As I said in my referral letter, "this is a sad reflection on the medical community".

Sunday, March 2, 2008

Excuse me, aren't you on call?

A couple of days ago, a patient of mine in the pain clinic had a seizure. This was after an epidural steroid injection. I didn't use any local except for skin infiltration. Like many epidural steroid injections he was olders. In addition he was a diabetic and a smoker.

After I checked my own pulse and reassured myself that I hadn't done anything wrong (unless you believe epidural steroids are inherently wrong), I thought what the hell is wrong here. So the differential included:

1. A sycopal epidode because of pain followed by a seizure secondary to cerebral hypoxia.
1a. In a diabetic smoker a sycopal event associated with cardiac ischemia.
2. Seizure secondary to a cerebral mass lesion exacerbated by increased ICP during epidural injection.
3. Electrolyte abnormality
4. Hypoglycemia
5. Others that I haven't thought of.

Although the seizure only lasted about 15 seconds and he wasn't very post-ictal afterwards I felt that he probably warranted further investigation and probably some observation. So I paged internal medicine on call.

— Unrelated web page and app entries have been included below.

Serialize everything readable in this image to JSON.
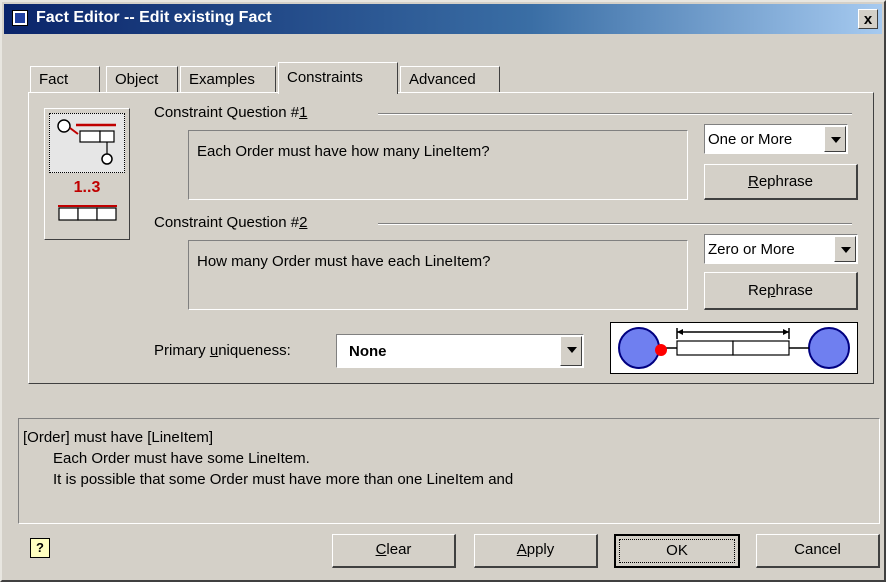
{
  "window": {
    "title": "Fact Editor -- Edit existing Fact",
    "close_label": "x"
  },
  "tabs": [
    {
      "label": "Fact",
      "active": false
    },
    {
      "label": "Object",
      "active": false
    },
    {
      "label": "Examples",
      "active": false
    },
    {
      "label": "Constraints",
      "active": true
    },
    {
      "label": "Advanced",
      "active": false
    }
  ],
  "picker": {
    "range_label": "1..3"
  },
  "constraint1": {
    "title_prefix": "Constraint Question #",
    "title_number": "1",
    "question": "Each Order must have how many LineItem?",
    "selected": "One or More",
    "rephrase_prefix": "",
    "rephrase_mnemonic": "R",
    "rephrase_rest": "ephrase"
  },
  "constraint2": {
    "title_prefix": "Constraint Question #",
    "title_number": "2",
    "question": "How many Order must have each LineItem?",
    "selected": "Zero or More",
    "rephrase_prefix": "Re",
    "rephrase_mnemonic": "p",
    "rephrase_rest": "hrase"
  },
  "primary_uniqueness": {
    "label_prefix": "Primary ",
    "label_mnemonic": "u",
    "label_rest": "niqueness:",
    "value": "None"
  },
  "description": {
    "lines": [
      "[Order] must have [LineItem]",
      "Each Order must have some LineItem.",
      "It is possible that some Order must have more than one LineItem and"
    ]
  },
  "buttons": {
    "help": "?",
    "clear_mnemonic": "C",
    "clear_rest": "lear",
    "apply_mnemonic": "A",
    "apply_rest": "pply",
    "ok": "OK",
    "cancel": "Cancel"
  },
  "colors": {
    "title_start": "#0a246a",
    "title_end": "#a6caf0",
    "entity_fill": "#6f7ff0",
    "entity_stroke": "#000080",
    "marker": "#ff0000",
    "dark_red": "#c00000"
  }
}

The internist answered my page right away and I told him the clinical scenario. His response was, "well I don't know when I'm going to have time to see him". He told me to order some blood work and if everything was normal to send the patient home with no follow-up.

I was somewhat astounded. This wasn't a newer physician but one of the older more "respected" members of the medical staff.

I have some empathy for internal medicine. I spent 3 months on a general internal medicine service as a resident. They tend to be a dumping ground for every type of medical problem without a lucrative procedure attached; for those people who don't have much wrong with them except that they can't be sent home etc. They make a lot less than their procedurally inclined colleagues. Fine that is a problem that is at least 20 years old. I shouldn't be put out because you haven't figured out how to deal with this.

It strikes me that general internal medicine like family practice before them is in the process of getting out of the hospital and in general in looking after sick patients at all. I am told that most of them now only round 3 times a week on their inpatients which of course means that their patients don't get discharged as quickly which has meant medical patients spilling over onto surgical beds. Instead as family practice focuses more on looking after patients who really don't have anything wrong with them, internal medicine is sliding into the niche of looking after patients who only have a little bit wrong with them but are getting paid consultant rates for doing so.

Take the traditional pre-operative medicine consult. This was a cash cow for internists in the past with every consult ending with, "Fit for surgery, avoid hypoxia and hypotension." Now less than 10% of those consults were actually necessary or useful but now we very often can't even get those 10%.

I brought this up with the chief of my department who suggested reporting this to the licensing body. I am mulling it over but I really can't bring myself to rat out another doctor for only following what has become a trend in medicine.

So I put it on my blob